On Being a "Pest":
Sometimes learners qualify their questions and comments with apologetic comments such as “I don’t mean to be a pest, but....” Let me make this clear: you cannot be a pest by communicating your needs and ideas in this class. The only students who ever come close to being “pests” are the few who vanish without a trace. Make yourself present and known so that you will be participating as a full member of InterQuest.

Technical Matters:
InterQuest is a fully web-based course. It is a basic requirement that each learner has daily access to a reliable computer with a web connection. InterQuest is designed to accommodate multiple platforms and browsers. It should work for you. Internet technology, however, is an uncertain
matter.
*If you have any technical problem, contact your instructor.
*Always write your assignments on a word processor, the copy & paste the text into the appropriate submission area.
*Always save a copy of your assigned writing.
My form commitment to you as a participant in InterQuest is this: no InterQuest learner ever has or ever will suffer grade loss because of sheer technical difficulties. If anything goes wrong with the technological or organizational aspects of the course, it is my obligation as instructor to specify a way in which you may continue to succeed anyway. But you have to let me know what you are experiencing in a timely fashion.

Assessment:
*The majority of the InterQuest grade comes from weekly writing assignments. In order to succeed in the course, you must be able to produce regular work.
*Class discussion via the Dialogues is a required part of the final grade.

Reading:
Some of the readings are available online. Some of the readings are in the required text(s) that are available at the OSU Bookstore. See step #5 below to find out which book(s) are required for this term.

Contacts:
Your major contact point is your course instructor: Jon Dorbolo
Email: Jon.Dorbolo@oregonstate.edu

Phone: 541.737.3811

Mail: 130 Waldo Hall
Oregon State University
Corvallis, OR 97331-4502

Getting started:
#1. Make sure that you have OSU ONID and Blackboard access. (note: many of your are already accessing this from within Blackboard. Great! Please understand that some of these instructions are for folks who have not gained Blackboard access yet).
Oregon State University online services (including the Blackboard learning system) are administered through the OSU Network Identification system (ONID).

If are an enrolled OSU student you and do not have an ONID account, contact the computer consulting desk at consulting@oregonstate.edu.

If you are not yet enrolled at OSU and need an ONID account, contact the OSU office through which you will take the course; i.e. OSU Extended Campus (http://ecampus.oregonstate.edu).
If you ever have trouble using ONID or Blackboard, contact the computer consulting desk at consulting@oregonstate.edu or 541.737.3474 or http://consulting.orst.edu.

#2. If you do not use ONID as your email account, make sure to forward your email from ONID.
All Blackboard course email goes through ONID. If you are using another email address, then you will not receive class email (that is not good). However, if you tell ONID to forward all of your class email to your preferred address, then all is well.
>Make sure that you have an ONID account (see #1 above)
>Go to http://onid.orst.edu
>Login in to ONID
>Select Change Email Forward (on the left menu)
>Enter the email address to forward email to (i.e. the email address that you want to use and receive mail at) by typing in the address, for example:
you@onid.orst.edu --> youraddress@yourmail.com.
>Select Change Email Forwarding
>Done.

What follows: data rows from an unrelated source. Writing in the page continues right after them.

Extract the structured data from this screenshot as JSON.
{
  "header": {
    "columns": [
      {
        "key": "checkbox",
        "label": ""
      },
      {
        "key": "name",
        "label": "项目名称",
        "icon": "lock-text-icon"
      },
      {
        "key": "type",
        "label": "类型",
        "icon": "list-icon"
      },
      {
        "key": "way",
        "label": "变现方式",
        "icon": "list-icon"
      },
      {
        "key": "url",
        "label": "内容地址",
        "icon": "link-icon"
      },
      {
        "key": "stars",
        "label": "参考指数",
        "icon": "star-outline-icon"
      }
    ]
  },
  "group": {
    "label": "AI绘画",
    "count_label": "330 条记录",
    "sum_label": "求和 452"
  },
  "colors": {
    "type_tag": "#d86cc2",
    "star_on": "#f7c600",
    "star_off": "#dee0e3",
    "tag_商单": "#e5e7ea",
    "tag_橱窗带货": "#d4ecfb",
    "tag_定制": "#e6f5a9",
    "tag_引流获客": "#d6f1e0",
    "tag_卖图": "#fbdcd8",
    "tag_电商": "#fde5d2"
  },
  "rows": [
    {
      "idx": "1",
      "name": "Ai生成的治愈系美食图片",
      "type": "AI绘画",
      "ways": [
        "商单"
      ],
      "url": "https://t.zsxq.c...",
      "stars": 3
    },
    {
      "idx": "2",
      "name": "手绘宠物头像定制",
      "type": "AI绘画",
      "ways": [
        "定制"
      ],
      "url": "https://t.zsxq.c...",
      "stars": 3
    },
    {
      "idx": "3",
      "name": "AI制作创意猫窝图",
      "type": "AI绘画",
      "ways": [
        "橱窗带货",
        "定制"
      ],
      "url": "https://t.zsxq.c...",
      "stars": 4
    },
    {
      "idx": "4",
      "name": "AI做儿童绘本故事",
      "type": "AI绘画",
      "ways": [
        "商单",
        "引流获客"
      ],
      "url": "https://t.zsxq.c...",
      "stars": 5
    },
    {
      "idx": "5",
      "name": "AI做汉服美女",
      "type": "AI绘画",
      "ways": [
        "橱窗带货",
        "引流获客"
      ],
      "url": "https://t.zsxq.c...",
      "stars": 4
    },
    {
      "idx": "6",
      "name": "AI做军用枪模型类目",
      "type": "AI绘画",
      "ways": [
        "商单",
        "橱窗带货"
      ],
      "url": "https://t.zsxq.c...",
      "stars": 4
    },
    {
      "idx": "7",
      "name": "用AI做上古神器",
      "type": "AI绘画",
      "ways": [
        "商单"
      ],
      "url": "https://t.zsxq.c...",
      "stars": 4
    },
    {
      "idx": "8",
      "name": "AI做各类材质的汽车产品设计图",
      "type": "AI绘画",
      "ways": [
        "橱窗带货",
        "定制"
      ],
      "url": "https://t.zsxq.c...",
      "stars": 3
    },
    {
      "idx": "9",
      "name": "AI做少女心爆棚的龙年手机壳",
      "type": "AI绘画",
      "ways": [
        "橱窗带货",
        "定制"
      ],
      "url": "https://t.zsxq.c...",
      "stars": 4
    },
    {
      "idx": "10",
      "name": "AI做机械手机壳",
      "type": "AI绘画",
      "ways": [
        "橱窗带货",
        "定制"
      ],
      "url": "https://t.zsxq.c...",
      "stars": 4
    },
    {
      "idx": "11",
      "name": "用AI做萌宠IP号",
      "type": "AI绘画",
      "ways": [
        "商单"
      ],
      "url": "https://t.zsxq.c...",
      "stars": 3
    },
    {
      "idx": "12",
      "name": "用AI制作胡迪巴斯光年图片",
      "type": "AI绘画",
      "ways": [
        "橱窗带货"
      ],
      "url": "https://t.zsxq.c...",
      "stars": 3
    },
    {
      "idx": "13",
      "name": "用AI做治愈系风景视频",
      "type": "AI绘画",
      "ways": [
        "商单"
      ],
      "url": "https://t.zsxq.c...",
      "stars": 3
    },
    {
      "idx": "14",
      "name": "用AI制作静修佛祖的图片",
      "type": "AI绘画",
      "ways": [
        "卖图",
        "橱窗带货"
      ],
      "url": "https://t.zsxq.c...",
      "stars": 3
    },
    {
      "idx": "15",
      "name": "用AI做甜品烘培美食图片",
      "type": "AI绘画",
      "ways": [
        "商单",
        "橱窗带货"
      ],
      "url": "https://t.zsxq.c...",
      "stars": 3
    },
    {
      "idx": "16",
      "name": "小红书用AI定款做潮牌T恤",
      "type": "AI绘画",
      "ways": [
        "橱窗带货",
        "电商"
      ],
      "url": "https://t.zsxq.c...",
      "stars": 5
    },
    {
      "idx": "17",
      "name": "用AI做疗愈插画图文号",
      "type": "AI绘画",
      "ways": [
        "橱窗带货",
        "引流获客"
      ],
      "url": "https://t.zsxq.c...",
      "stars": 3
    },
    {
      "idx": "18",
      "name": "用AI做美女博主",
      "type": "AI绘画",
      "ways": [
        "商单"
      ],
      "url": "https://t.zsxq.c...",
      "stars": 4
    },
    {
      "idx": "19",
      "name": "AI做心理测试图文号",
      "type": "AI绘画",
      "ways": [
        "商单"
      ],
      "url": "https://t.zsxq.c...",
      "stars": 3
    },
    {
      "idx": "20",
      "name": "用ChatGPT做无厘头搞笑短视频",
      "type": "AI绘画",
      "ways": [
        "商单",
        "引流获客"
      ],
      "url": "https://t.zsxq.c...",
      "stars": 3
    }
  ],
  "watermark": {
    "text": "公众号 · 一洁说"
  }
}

#3. Study the Course Schedule. It is the first page that you get when entering the Blackboard course. Note that many of the assignments on the schedule are linked to the appropriate resources.

#4. Begin InterQuest by study the Philosophical Frameworks. This section is available in the student area of the website after the learner profile form and in the Blackboard Course Information area.

#5. Get the textbook(s) listed in the syllabus and the Blackboard course. The OSU Bookstore has the requires text(s).  

Web:    http://www.bookstore.mu.orst.edu/
E-mail: TextOrder@Bookstore.mu.orst.edu
Voice: 1-541-737-1506 or 1-800-595-0357
Fax: 1-541-737-3171

#6. Contact InterQuest instructor Jon Dorbolo for additional help:
Jon.Dorbolo@oregonstate.edu
541-737-3811

  2003 © Jon Dorbolo